Set the data down once more, exactly as it is written.

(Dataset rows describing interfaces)
============================================================

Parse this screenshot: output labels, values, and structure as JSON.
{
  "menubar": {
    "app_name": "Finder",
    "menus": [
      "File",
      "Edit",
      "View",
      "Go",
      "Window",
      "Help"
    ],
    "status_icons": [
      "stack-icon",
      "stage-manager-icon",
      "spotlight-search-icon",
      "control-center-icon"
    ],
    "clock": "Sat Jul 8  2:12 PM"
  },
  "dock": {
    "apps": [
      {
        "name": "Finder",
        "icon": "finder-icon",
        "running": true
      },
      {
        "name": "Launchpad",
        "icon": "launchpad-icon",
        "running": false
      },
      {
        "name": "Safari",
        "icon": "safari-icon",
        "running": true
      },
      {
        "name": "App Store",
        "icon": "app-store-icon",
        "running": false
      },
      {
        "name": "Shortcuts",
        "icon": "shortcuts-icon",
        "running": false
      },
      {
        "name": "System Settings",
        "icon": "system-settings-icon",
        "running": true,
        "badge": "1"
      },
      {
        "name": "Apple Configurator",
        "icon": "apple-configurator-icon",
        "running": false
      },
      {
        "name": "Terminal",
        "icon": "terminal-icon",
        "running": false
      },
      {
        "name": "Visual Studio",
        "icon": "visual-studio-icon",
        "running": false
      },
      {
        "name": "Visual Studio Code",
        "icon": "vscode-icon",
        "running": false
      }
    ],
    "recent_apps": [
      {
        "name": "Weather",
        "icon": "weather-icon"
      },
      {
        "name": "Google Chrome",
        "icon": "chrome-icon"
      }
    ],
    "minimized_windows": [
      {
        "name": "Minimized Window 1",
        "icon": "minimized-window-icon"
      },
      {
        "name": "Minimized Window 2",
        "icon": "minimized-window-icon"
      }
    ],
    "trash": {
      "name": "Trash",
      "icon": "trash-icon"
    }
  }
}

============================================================

▶ Response to the task:
Parse this screenshot: output labels, values, and structure as JSON.
{
  "menubar": {
    "app_name": "Finder",
    "menus": [
      "File",
      "Edit",
      "View",
      "Go",
      "Window",
      "Help"
    ],
    "status_icons": [
      "stack-icon",
      "stage-manager-icon",
      "spotlight-search-icon",
      "control-center-icon"
    ],
    "clock": "Sat Jul 8  2:12 PM"
  },
  "dock": {
    "apps": [
      {
        "name": "Finder",
        "icon": "finder-icon",
        "running": true
      },
      {
        "name": "Launchpad",
        "icon": "launchpad-icon",
        "running": false
      },
      {
        "name": "Safari",
        "icon": "safari-icon",
        "running": true
      },
      {
        "name": "App Store",
        "icon": "app-store-icon",
        "running": false
      },
      {
        "name": "Shortcuts",
        "icon": "shortcuts-icon",
        "running": false
      },
      {
        "name": "System Settings",
        "icon": "system-settings-icon",
        "running": true,
        "badge": "1"
      },
      {
        "name": "Apple Configurator",
        "icon": "apple-configurator-icon",
        "running": false
      },
      {
        "name": "Terminal",
        "icon": "terminal-icon",
        "running": false
      },
      {
        "name": "Visual Studio",
        "icon": "visual-studio-icon",
        "running": false
      },
      {
        "name": "Visual Studio Code",
        "icon": "vscode-icon",
        "running": false
      }
    ],
    "recent_apps": [
      {
        "name": "Weather",
        "icon": "weather-icon"
      },
      {
        "name": "Google Chrome",
        "icon": "chrome-icon"
      }
    ],
    "minimized_windows": [
      {
        "name": "Minimized Window 1",
        "icon": "minimized-window-icon"
      },
      {
        "name": "Minimized Window 2",
        "icon": "minimized-window-icon"
      }
    ],
    "trash": {
      "name": "Trash",
      "icon": "trash-icon"
    }
  }
}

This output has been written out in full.